I had just asked Guy how Jonathan Kuminga’s athleticism rates. The same Guy who spent last year on the Sacramento Kings roster, sharing minutes with Marvin Bagley III, Richaun Holmes, and De’Aaron Fox.
“He’s up there with the best of them,” Guy responded. “I think that’s what the Warriors obviously saw in him.”
Let’s not sugarcoat things. Kuminga is raw. As raw as they come. OK, maybe not as raw as they come given that Warriors fans have spent the last few years watching Alen Smailagić, but raw enough that I’m not convinced he’ll play a single non-garbage time minute this season. Raw enough that, when it comes to lovely coastal Northern California communities, I anticipate he’ll be more familiar with Santa Cruz than San Francisco.
Yet on a court full of college, NBA, and international players who are older than he is, Kuminga — who still has a few months left as an 18 year old — stood out. Stood out like a varsity kid who stuck around to run some extra reps with the JV team.
Not because he dominated — he didn’t. He led the team with 16 points, but shot just 6-for-16 from the field along the way. But from a pure physical standpoint, Kuminga was the older brother and the other players on the court were his younger siblings. They didn’t quite look like they were from the same planet as he was. They didn’t really look like NBA prospects the way he did. He appeared to have gone through some sort of pubescent phase that had so far eluded his teammates and opponents.
Kuminga spent much of the game matched up with Franz Wagner, whom many hoped the Warriors would pick, but instead went to Orlando one pick later. Wagner, who carries with him the reputation as one of the best defenders in college basketball last year, was mostly helpless in his quest to keep Kuminga from getting to his spots.
No. 7 pick Jonathan Kuminga overpowers No. 8 pick Franz Wagner pic.twitter.com/qrQAXcHvpy— Warriors on NBCS (@NBCSWarriors) August 10, 2021
And Kuminga, who had “defense” capitalized, bolded, italicized, and underlined on his list of weaknesses, more than held his own locking down Wagner.
Kuminga plays the defense, finishes with a huge dunk pic.twitter.com/zkY6hdlR7P— Warriors on NBCS (@NBCSWarriors) August 10, 2021

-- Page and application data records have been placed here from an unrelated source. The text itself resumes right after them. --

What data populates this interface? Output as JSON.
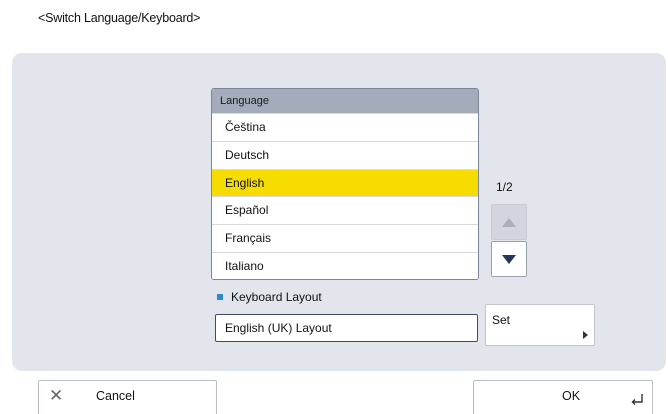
{
  "page_title": "<Switch Language/Keyboard>",
  "language_list": {
    "header": "Language",
    "items": [
      "Čeština",
      "Deutsch",
      "English",
      "Español",
      "Français",
      "Italiano"
    ],
    "selected": "English"
  },
  "pagination": {
    "indicator": "1/2",
    "up_icon": "triangle-up-icon",
    "down_icon": "triangle-down-icon"
  },
  "keyboard": {
    "label": "Keyboard Layout",
    "value": "English (UK) Layout",
    "set_label": "Set"
  },
  "footer": {
    "cancel_label": "Cancel",
    "ok_label": "OK"
  },
  "colors": {
    "selected_row": "#f7dc00",
    "panel_bg": "#e3e5ec",
    "list_header": "#a4acbb",
    "accent_square": "#2a8ad2",
    "scroll_down_arrow": "#27355a"
  }
}
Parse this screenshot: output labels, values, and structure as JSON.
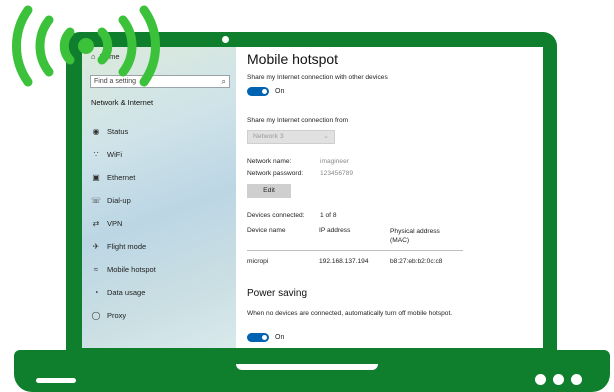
{
  "window": {
    "home_label": "Home",
    "search_placeholder": "Find a setting",
    "section_title": "Network & Internet"
  },
  "sidebar": {
    "items": [
      {
        "label": "Status",
        "icon": "status-icon"
      },
      {
        "label": "WiFi",
        "icon": "wifi-icon"
      },
      {
        "label": "Ethernet",
        "icon": "ethernet-icon"
      },
      {
        "label": "Dial-up",
        "icon": "dialup-icon"
      },
      {
        "label": "VPN",
        "icon": "vpn-icon"
      },
      {
        "label": "Flight mode",
        "icon": "flight-mode-icon"
      },
      {
        "label": "Mobile hotspot",
        "icon": "mobile-hotspot-icon"
      },
      {
        "label": "Data usage",
        "icon": "data-usage-icon"
      },
      {
        "label": "Proxy",
        "icon": "proxy-icon"
      }
    ]
  },
  "main": {
    "title": "Mobile hotspot",
    "share_label": "Share my Internet connection with other devices",
    "share_toggle": "On",
    "share_from_label": "Share my Internet connection from",
    "share_from_value": "Network 3",
    "network_name_label": "Network name:",
    "network_name_value": "imagineer",
    "network_password_label": "Network password:",
    "network_password_value": "123456789",
    "edit_button": "Edit",
    "devices_connected_label": "Devices connected:",
    "devices_connected_value": "1 of 8",
    "table": {
      "headers": [
        "Device name",
        "IP address",
        "Physical address (MAC)"
      ],
      "rows": [
        {
          "name": "micropi",
          "ip": "192.168.137.194",
          "mac": "b8:27:eb:b2:0c:c8"
        }
      ]
    },
    "power_saving_title": "Power saving",
    "power_saving_text": "When no devices are connected, automatically turn off mobile hotspot.",
    "power_saving_toggle": "On"
  },
  "colors": {
    "laptop": "#0f7f2d",
    "wifi_signal": "#3cc13b",
    "toggle_on": "#0063b1"
  }
}
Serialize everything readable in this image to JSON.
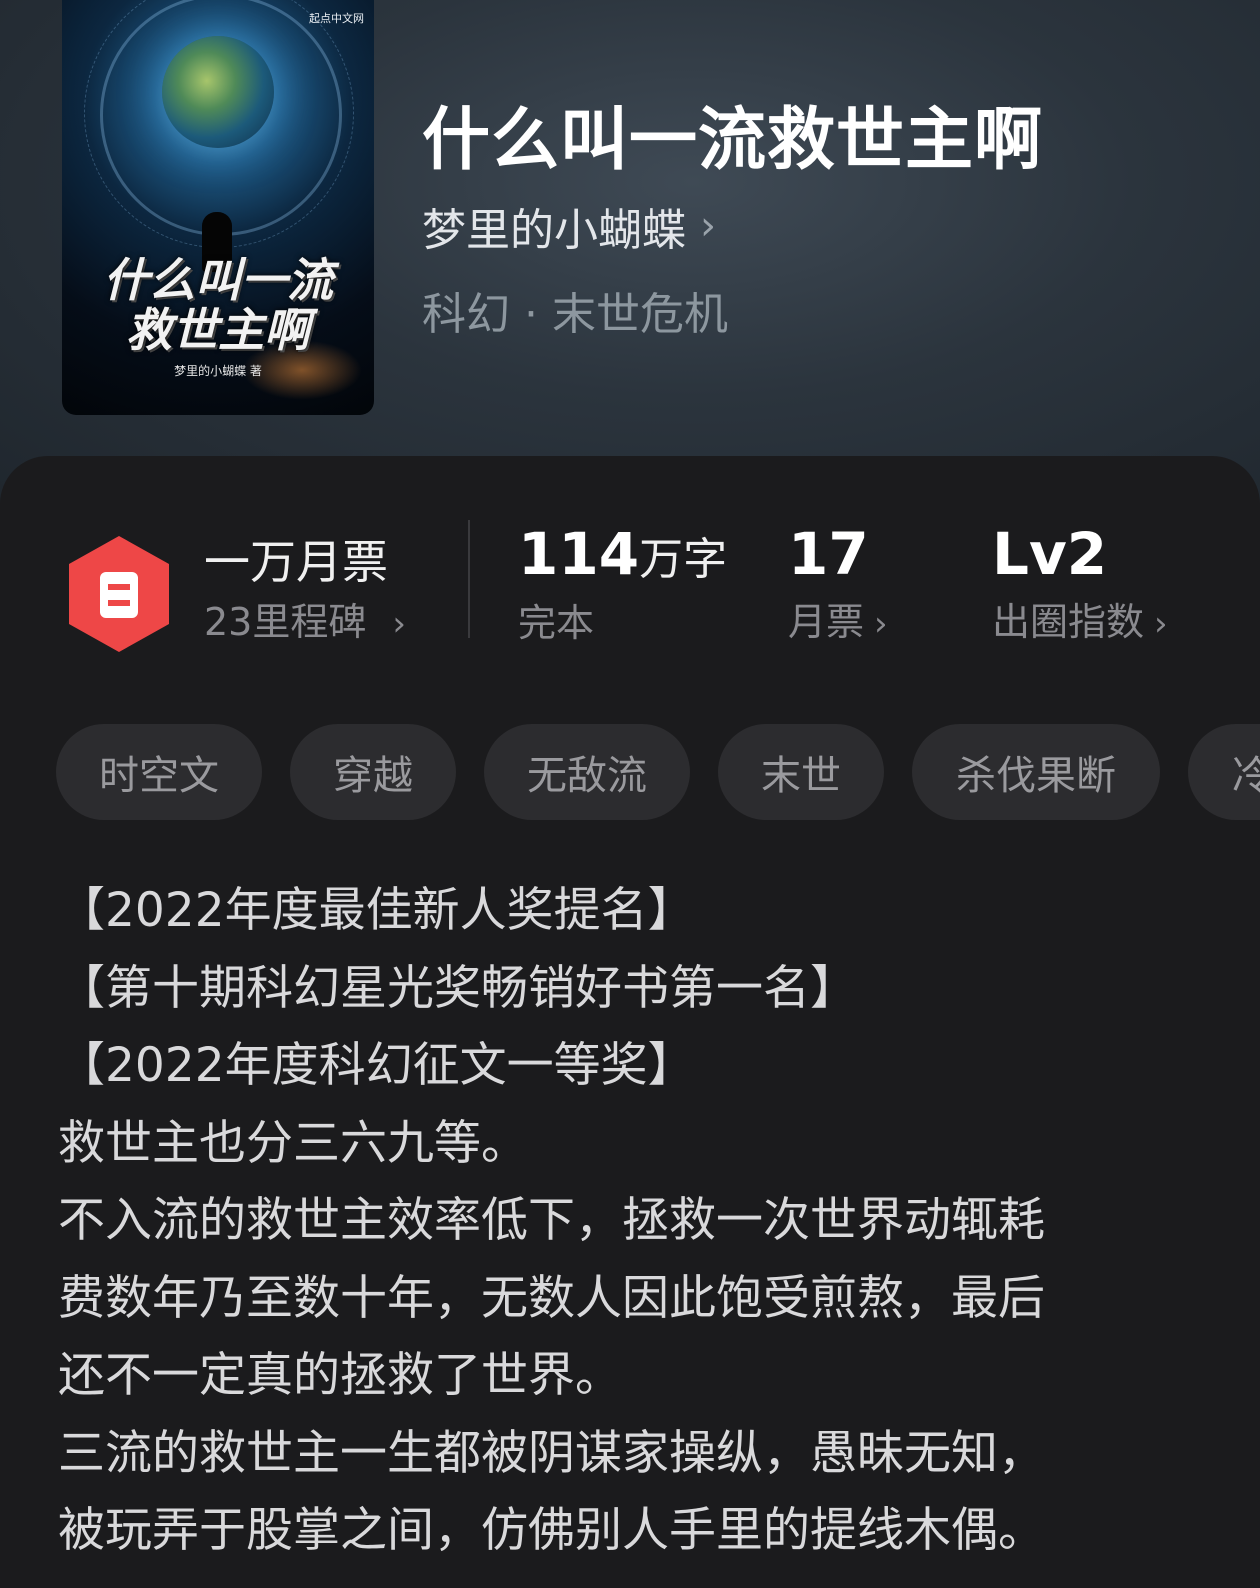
{
  "book": {
    "title": "什么叫一流救世主啊",
    "author": "梦里的小蝴蝶",
    "author_chevron": "›",
    "genre": "科幻 · 末世危机",
    "cover": {
      "title_line1": "什么叫一流",
      "title_line2": "救世主啊",
      "author": "梦里的小蝴蝶 著",
      "publisher_logo": "起点中文网"
    }
  },
  "stats": {
    "ticket": {
      "headline": "一万月票",
      "sub": "23里程碑",
      "icon": "ticket-icon",
      "color": "#f04a4a"
    },
    "words": {
      "value": "114",
      "unit": "万字",
      "sub": "完本"
    },
    "monthly": {
      "value": "17",
      "sub": "月票"
    },
    "influence": {
      "value": "Lv2",
      "sub": "出圈指数"
    }
  },
  "tags": [
    "时空文",
    "穿越",
    "无敌流",
    "末世",
    "杀伐果断",
    "冷"
  ],
  "description": {
    "awards": [
      "【2022年度最佳新人奖提名】",
      "【第十期科幻星光奖畅销好书第一名】",
      "【2022年度科幻征文一等奖】"
    ],
    "lines": [
      "救世主也分三六九等。",
      "不入流的救世主效率低下，拯救一次世界动辄耗",
      "费数年乃至数十年，无数人因此饱受煎熬，最后",
      "还不一定真的拯救了世界。",
      "三流的救世主一生都被阴谋家操纵，愚昧无知，",
      "被玩弄于股掌之间，仿佛别人手里的提线木偶。"
    ]
  }
}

After the game, Warriors Summer League head coach Kris Weems had a simple response for why he put Kuminga on the taller Wagner: “I like Kuminga’s matchups pretty much against anybody.”
While there were certainly holes in his defensive game — that doesn’t figure to go away anytime soon — he displayed not just an ability to stay in front of his man, but also to help out. Like in this dramatic two-way highlight:
Kuminga again turns defense into offense, finds Moody for the layup pic.twitter.com/EJPabAtNvw— Warriors on NBCS (@NBCSWarriors) August 10, 2021
A help defense block off of a shooter in the corner that he turns into a layup on the other end? Yeah, that will play at any level.
Kuminga is a ways away. A long ways away. The shot needs fixing, the tunnel vision needs adjusting, and the defensive highlights won’t cover the holes when the opponent isn’t a team full of rookies and fringe NBA players.
But in a game that featured this year’s No. 8 pick in Wagner, this year’s No. 5 pick in Jalen Suggs, and two 2020 first-round picks in Cole Anthony and RJ Hampton, Kuminga was the player who you couldn’t take your eyes off of.
Not because he was dominant, or even great. But because he simply looked different.
The Warriors banked on that upside being a risk worth taking. It’s hard to blame them.